Copy out the data exactly as it appears, without a single image.

=== Section Start ===

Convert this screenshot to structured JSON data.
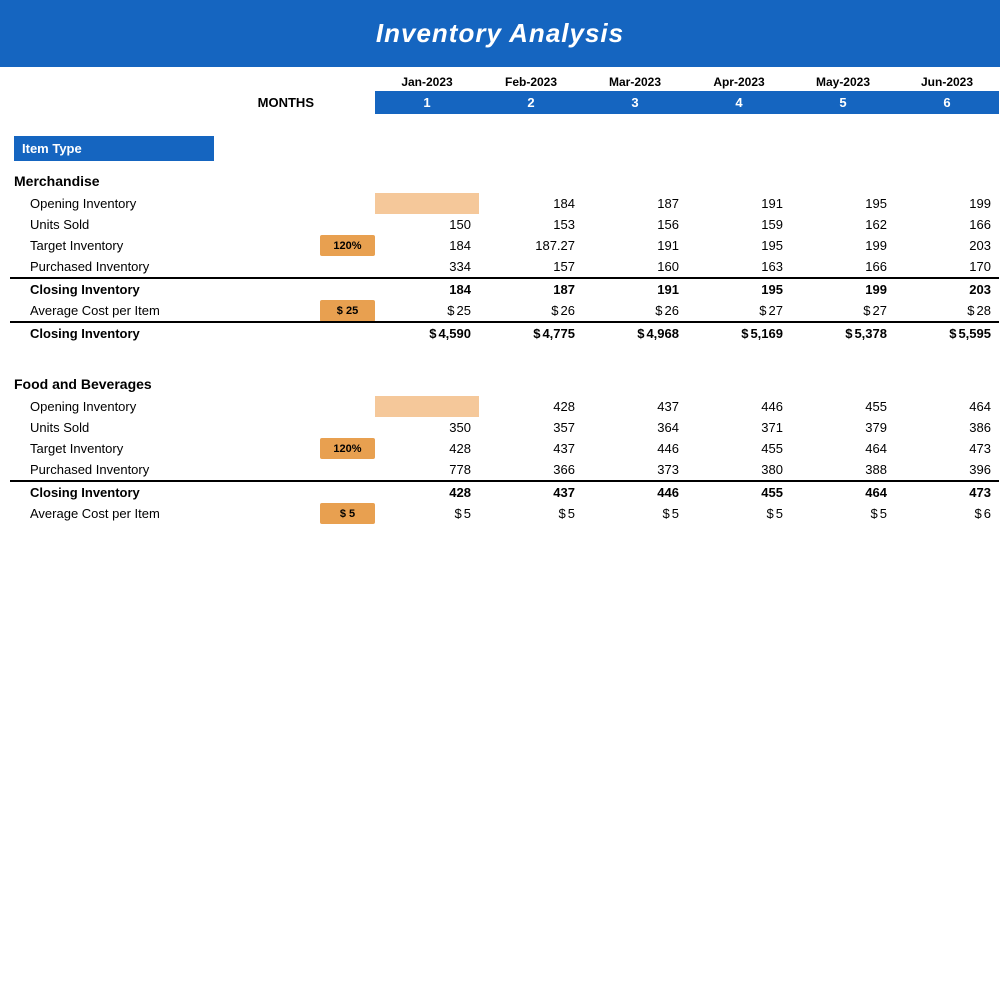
{
  "title": "Inventory Analysis",
  "months": {
    "labels": [
      "Jan-2023",
      "Feb-2023",
      "Mar-2023",
      "Apr-2023",
      "May-2023",
      "Jun-2023"
    ],
    "numbers": [
      "1",
      "2",
      "3",
      "4",
      "5",
      "6"
    ],
    "months_label": "MONTHS"
  },
  "item_type_label": "Item Type",
  "merchandise": {
    "category": "Merchandise",
    "rows": {
      "opening_inventory": {
        "label": "Opening Inventory",
        "values": [
          "",
          "184",
          "187",
          "191",
          "195",
          "199"
        ],
        "jan_orange": true
      },
      "units_sold": {
        "label": "Units Sold",
        "values": [
          "150",
          "153",
          "156",
          "159",
          "162",
          "166"
        ]
      },
      "target_inventory": {
        "label": "Target Inventory",
        "prefix": "120%",
        "values": [
          "184",
          "187.27",
          "191",
          "195",
          "199",
          "203"
        ]
      },
      "purchased_inventory": {
        "label": "Purchased Inventory",
        "values": [
          "334",
          "157",
          "160",
          "163",
          "166",
          "170"
        ]
      },
      "closing_inventory_units": {
        "label": "Closing Inventory",
        "bold": true,
        "values": [
          "184",
          "187",
          "191",
          "195",
          "199",
          "203"
        ]
      },
      "avg_cost_per_item": {
        "label": "Average Cost per Item",
        "prefix": "$ 25",
        "values": [
          "25",
          "26",
          "26",
          "27",
          "27",
          "28"
        ]
      },
      "closing_inventory_dollar": {
        "label": "Closing Inventory",
        "bold": true,
        "values": [
          "4,590",
          "4,775",
          "4,968",
          "5,169",
          "5,378",
          "5,595"
        ]
      }
    }
  },
  "food_and_beverages": {
    "category": "Food and Beverages",
    "rows": {
      "opening_inventory": {
        "label": "Opening Inventory",
        "values": [
          "",
          "428",
          "437",
          "446",
          "455",
          "464"
        ],
        "jan_orange": true
      },
      "units_sold": {
        "label": "Units Sold",
        "values": [
          "350",
          "357",
          "364",
          "371",
          "379",
          "386"
        ]
      },
      "target_inventory": {
        "label": "Target Inventory",
        "prefix": "120%",
        "values": [
          "428",
          "437",
          "446",
          "455",
          "464",
          "473"
        ]
      },
      "purchased_inventory": {
        "label": "Purchased Inventory",
        "values": [
          "778",
          "366",
          "373",
          "380",
          "388",
          "396"
        ]
      },
      "closing_inventory_units": {
        "label": "Closing Inventory",
        "bold": true,
        "values": [
          "428",
          "437",
          "446",
          "455",
          "464",
          "473"
        ]
      },
      "avg_cost_per_item": {
        "label": "Average Cost per Item",
        "prefix": "$ 5",
        "values": [
          "5",
          "5",
          "5",
          "5",
          "5",
          "6"
        ]
      }
    }
  }
}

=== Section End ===

- _REPLY TO THE TASK_
Convert this screenshot to structured JSON data.
{
  "title": "Inventory Analysis",
  "months": {
    "labels": [
      "Jan-2023",
      "Feb-2023",
      "Mar-2023",
      "Apr-2023",
      "May-2023",
      "Jun-2023"
    ],
    "numbers": [
      "1",
      "2",
      "3",
      "4",
      "5",
      "6"
    ],
    "months_label": "MONTHS"
  },
  "item_type_label": "Item Type",
  "merchandise": {
    "category": "Merchandise",
    "rows": {
      "opening_inventory": {
        "label": "Opening Inventory",
        "values": [
          "",
          "184",
          "187",
          "191",
          "195",
          "199"
        ],
        "jan_orange": true
      },
      "units_sold": {
        "label": "Units Sold",
        "values": [
          "150",
          "153",
          "156",
          "159",
          "162",
          "166"
        ]
      },
      "target_inventory": {
        "label": "Target Inventory",
        "prefix": "120%",
        "values": [
          "184",
          "187.27",
          "191",
          "195",
          "199",
          "203"
        ]
      },
      "purchased_inventory": {
        "label": "Purchased Inventory",
        "values": [
          "334",
          "157",
          "160",
          "163",
          "166",
          "170"
        ]
      },
      "closing_inventory_units": {
        "label": "Closing Inventory",
        "bold": true,
        "values": [
          "184",
          "187",
          "191",
          "195",
          "199",
          "203"
        ]
      },
      "avg_cost_per_item": {
        "label": "Average Cost per Item",
        "prefix": "$ 25",
        "values": [
          "25",
          "26",
          "26",
          "27",
          "27",
          "28"
        ]
      },
      "closing_inventory_dollar": {
        "label": "Closing Inventory",
        "bold": true,
        "values": [
          "4,590",
          "4,775",
          "4,968",
          "5,169",
          "5,378",
          "5,595"
        ]
      }
    }
  },
  "food_and_beverages": {
    "category": "Food and Beverages",
    "rows": {
      "opening_inventory": {
        "label": "Opening Inventory",
        "values": [
          "",
          "428",
          "437",
          "446",
          "455",
          "464"
        ],
        "jan_orange": true
      },
      "units_sold": {
        "label": "Units Sold",
        "values": [
          "350",
          "357",
          "364",
          "371",
          "379",
          "386"
        ]
      },
      "target_inventory": {
        "label": "Target Inventory",
        "prefix": "120%",
        "values": [
          "428",
          "437",
          "446",
          "455",
          "464",
          "473"
        ]
      },
      "purchased_inventory": {
        "label": "Purchased Inventory",
        "values": [
          "778",
          "366",
          "373",
          "380",
          "388",
          "396"
        ]
      },
      "closing_inventory_units": {
        "label": "Closing Inventory",
        "bold": true,
        "values": [
          "428",
          "437",
          "446",
          "455",
          "464",
          "473"
        ]
      },
      "avg_cost_per_item": {
        "label": "Average Cost per Item",
        "prefix": "$ 5",
        "values": [
          "5",
          "5",
          "5",
          "5",
          "5",
          "6"
        ]
      }
    }
  }
}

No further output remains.